### WHAT YOU ARE ASKED TO DO
Whenever the string "value" appears in a line below, please copy the line out.

(Source records)
- - - -

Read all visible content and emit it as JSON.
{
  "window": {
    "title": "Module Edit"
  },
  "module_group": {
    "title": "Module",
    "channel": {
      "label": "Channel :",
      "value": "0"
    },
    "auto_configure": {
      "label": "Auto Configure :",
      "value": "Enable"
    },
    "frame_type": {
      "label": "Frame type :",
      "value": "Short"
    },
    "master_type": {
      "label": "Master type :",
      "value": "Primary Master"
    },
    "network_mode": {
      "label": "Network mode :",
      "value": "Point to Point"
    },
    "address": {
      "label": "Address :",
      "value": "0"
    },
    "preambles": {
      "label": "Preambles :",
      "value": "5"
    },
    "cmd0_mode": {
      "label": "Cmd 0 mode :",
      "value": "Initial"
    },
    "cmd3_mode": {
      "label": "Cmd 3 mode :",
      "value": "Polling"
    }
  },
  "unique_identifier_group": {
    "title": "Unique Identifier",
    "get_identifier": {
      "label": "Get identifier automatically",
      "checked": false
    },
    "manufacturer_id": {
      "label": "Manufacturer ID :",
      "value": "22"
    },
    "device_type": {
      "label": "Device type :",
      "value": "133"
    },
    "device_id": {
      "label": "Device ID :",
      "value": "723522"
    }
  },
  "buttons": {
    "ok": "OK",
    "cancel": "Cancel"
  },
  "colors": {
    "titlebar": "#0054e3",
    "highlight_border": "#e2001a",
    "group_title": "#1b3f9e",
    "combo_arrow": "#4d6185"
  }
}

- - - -

### OUTPUT OF THE EXERCISE
      "value": "0"
      "value": "Enable"
      "value": "Short"
      "value": "Primary Master"
      "value": "Point to Point"
      "value": "0"
      "value": "5"
      "value": "Initial"
      "value": "Polling"
      "value": "22"
      "value": "133"
      "value": "723522"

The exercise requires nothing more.